Tuesday, November 6, 2012

Piketty on the Gallois Report and Government Reaction

Here. I see here, clearly articulated, one line of emerging critique of the government's plan: it is intellectually incoherent, Piketty argues, "illegible," unclear, etc. Bernard Girard echoes the thought here. Given the total irrationality of fiscal debates in the US, I think "illegibility" is a rather mild criticism, though one can understand the disappointment of intellectuals who had hoped for a complete overhaul of the tax system. A fine idea in principle, but such ambition requires a more resounding mandate than Hollande received (for a program quite different from the one he has enacted, moreover) and a party more united than the PS about where it wants to take the country.

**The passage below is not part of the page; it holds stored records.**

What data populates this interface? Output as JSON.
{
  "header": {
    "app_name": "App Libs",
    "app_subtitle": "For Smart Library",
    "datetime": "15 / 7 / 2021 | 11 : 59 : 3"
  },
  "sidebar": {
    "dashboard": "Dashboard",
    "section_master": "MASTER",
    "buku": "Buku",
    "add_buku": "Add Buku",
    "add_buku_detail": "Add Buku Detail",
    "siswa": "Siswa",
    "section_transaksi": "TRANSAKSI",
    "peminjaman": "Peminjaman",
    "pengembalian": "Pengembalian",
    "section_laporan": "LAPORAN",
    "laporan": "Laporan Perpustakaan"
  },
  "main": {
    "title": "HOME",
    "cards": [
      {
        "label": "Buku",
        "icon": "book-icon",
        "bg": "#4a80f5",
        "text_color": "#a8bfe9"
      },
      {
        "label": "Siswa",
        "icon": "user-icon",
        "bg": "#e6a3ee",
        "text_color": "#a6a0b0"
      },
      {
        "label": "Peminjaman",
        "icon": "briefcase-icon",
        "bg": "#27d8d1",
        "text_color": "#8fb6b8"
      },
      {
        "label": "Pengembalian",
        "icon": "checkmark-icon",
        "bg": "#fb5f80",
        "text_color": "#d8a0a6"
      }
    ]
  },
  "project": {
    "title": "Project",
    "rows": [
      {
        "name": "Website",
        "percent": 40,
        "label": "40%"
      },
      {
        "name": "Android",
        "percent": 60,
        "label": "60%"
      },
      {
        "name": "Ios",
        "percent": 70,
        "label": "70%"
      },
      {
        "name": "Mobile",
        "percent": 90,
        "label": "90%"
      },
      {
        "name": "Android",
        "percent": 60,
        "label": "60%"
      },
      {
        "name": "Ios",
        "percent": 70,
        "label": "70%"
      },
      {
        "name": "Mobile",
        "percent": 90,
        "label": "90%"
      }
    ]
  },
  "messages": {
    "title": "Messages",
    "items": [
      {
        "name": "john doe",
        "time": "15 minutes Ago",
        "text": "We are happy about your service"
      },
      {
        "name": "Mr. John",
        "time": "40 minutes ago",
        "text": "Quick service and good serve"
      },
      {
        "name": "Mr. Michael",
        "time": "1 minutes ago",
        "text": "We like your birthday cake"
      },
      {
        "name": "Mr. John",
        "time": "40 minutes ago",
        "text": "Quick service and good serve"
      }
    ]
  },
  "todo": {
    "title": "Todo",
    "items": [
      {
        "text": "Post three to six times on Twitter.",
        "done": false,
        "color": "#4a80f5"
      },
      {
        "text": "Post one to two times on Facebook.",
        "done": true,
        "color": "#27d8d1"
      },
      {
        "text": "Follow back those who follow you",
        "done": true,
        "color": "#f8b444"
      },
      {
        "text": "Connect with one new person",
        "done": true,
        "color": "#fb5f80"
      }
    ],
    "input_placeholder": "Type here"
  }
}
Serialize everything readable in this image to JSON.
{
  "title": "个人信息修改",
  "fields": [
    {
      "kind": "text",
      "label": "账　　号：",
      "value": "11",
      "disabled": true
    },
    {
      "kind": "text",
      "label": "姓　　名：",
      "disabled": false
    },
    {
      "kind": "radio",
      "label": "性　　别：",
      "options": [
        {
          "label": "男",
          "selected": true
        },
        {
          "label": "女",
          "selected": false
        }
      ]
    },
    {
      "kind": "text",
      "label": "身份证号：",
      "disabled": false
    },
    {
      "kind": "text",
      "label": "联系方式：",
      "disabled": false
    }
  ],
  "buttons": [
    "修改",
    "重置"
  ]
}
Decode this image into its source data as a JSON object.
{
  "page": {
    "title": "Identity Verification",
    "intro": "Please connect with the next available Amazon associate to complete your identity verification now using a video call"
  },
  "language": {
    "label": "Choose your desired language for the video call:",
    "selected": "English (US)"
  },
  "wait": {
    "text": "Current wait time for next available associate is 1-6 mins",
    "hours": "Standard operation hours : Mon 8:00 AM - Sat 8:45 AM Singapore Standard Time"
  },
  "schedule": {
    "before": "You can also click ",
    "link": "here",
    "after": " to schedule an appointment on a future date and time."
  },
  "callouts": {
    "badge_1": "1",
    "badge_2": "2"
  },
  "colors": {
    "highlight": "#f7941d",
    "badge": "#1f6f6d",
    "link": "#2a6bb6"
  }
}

Given the political constraints, I'm rather pleased that Hollande has moved, with some dispatch, toward a policy that holds out some promise of mild improvement. Of course the cost-shifting is merely a short-term response to a deteriorating competitive situation; the long-term response will be the real test, and it may be that a government forced to pinch its pennies ever tighter will be tempted to skimp on the investments in R&D, infrastructure, and education that are ultimately more important than the "legibility" of social-security financing.

1 comment:

FrédéricLN said...

Read, thank you for the link. Piketty is right, for sure. But he forgets that "un bon impôt est un vieil impôt". You cannot make a large fiscal reform at balance 0 (with as many losses as gains for taxpayers): the number of loosers would block either the decision process or the economy. You can only increase well chosen taxes when you (State) need money (as Hollande has done in Summer), and cut well chosen taxes when you have money. In between, you will always be suspected of fiscal conjuring.